“I thought, well, I’m going to do that for you, Denise. I’m going to take care of that,” Steiner said. “… Today I heard in Starbucks, ‘Hey, today’s voting day,’ and it might be the last day to vote, so I got out, rain or shine.”
Despite an address mix-up related to his homelessness, Steiner said he was able to cast his ballot.
6:02 a.m.: One Marion County polling place started the day by turning away voters
Carol Bryant carefully pushed open the door to the Salvation Army’s squat Lewis Community Center in Fountain Square. Rain splattered and pooled on the concrete strip underneath. Beyond the reach of the fluorescent lighting: no voters.
For Carol and James Bryant, the married duo manning the voting center, it wasn’t a surprise.
“You know, on an off year and a primary, … pouring down rain, I mean, you’ve got three strikes against us,” Carol Bryant said.

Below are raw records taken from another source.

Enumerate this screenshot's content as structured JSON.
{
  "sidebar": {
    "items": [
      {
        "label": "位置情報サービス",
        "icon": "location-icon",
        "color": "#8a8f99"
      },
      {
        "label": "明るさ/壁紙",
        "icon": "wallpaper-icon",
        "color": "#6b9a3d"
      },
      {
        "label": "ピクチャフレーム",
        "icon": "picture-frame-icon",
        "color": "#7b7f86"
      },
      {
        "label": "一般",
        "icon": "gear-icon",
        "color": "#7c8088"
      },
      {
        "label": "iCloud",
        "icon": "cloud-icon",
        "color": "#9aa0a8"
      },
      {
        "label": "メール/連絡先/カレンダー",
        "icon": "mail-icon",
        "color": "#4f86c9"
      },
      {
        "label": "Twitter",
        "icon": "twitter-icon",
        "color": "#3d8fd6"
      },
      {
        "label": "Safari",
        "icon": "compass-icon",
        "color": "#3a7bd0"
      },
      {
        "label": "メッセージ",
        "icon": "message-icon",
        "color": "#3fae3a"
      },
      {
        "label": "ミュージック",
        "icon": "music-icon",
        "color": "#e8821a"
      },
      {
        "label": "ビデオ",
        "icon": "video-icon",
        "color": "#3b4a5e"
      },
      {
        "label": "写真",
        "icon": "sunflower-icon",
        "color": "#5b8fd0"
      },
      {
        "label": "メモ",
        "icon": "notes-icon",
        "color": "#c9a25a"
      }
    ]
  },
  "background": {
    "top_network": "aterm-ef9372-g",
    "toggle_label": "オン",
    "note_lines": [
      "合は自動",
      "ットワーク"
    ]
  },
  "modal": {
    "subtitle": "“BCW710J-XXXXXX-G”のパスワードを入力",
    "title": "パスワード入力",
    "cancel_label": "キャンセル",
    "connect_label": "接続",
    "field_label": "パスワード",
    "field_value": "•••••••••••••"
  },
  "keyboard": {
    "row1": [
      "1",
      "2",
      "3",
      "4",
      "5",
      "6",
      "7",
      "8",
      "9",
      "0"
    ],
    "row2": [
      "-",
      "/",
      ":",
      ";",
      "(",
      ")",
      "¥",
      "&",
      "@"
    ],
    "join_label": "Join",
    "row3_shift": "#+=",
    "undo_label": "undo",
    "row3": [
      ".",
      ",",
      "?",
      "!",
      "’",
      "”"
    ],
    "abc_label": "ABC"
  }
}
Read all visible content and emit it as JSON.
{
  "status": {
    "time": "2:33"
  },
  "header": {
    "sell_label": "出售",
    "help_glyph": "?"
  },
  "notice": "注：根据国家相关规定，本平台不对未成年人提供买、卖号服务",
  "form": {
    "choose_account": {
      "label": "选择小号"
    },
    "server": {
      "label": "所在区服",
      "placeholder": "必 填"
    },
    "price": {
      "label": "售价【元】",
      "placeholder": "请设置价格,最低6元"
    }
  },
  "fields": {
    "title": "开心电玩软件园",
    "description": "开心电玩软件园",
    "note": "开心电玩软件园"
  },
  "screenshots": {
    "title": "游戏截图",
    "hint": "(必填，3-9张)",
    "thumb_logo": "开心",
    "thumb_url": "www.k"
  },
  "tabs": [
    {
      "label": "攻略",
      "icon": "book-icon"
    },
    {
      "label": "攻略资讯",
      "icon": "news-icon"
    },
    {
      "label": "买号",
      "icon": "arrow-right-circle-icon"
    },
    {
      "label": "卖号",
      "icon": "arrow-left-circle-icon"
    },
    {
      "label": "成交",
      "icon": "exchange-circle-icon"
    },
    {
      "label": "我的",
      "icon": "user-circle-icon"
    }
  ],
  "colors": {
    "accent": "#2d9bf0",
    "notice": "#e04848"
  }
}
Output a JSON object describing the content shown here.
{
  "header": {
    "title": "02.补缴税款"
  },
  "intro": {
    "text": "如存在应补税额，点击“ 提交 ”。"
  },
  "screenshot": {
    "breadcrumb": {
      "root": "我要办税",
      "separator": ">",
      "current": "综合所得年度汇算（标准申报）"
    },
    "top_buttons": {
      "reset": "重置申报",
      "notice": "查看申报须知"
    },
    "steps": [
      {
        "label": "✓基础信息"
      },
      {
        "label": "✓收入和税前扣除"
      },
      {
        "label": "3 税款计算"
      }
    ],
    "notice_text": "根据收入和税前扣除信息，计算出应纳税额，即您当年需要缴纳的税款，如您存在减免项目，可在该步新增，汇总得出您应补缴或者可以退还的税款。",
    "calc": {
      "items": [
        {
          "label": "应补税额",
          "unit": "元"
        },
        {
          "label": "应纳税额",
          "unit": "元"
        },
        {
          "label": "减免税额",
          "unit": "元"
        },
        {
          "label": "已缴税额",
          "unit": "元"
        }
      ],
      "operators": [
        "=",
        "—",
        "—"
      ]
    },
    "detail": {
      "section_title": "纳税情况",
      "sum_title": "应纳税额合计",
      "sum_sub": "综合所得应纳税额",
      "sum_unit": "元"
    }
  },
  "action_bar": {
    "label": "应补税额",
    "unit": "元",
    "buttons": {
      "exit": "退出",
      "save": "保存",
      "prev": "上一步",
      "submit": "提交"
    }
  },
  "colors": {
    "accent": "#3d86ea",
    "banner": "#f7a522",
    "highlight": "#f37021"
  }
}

Half a mile away, at Indianapolis Fire Department Station 3, poll workers were redirecting the morning’s scant voters to other voting centers as they worked to resolve some technical difficulties. One machine cranked out a lengthy report until the harried voting center inspector hit the pause button and redialed a help hotline.
Robert Short, one of two voting center clerks at the location, said that over his two decades of poll work, he’d typically seen about 100 voters on midterm-year primary election days. Short said he hoped the machines would be online by 7 a.m., but didn’t expect turnout to be high.
Asked why he continued the work of running polls on low-interest days, Short said he simply wanted to help.
“Somebody’s got to help,” he said. “I’m showing my grandkids, my kids, you’ve got to pass it on, no matter what the adversity, what the odds, how bad it is—you still do the job.”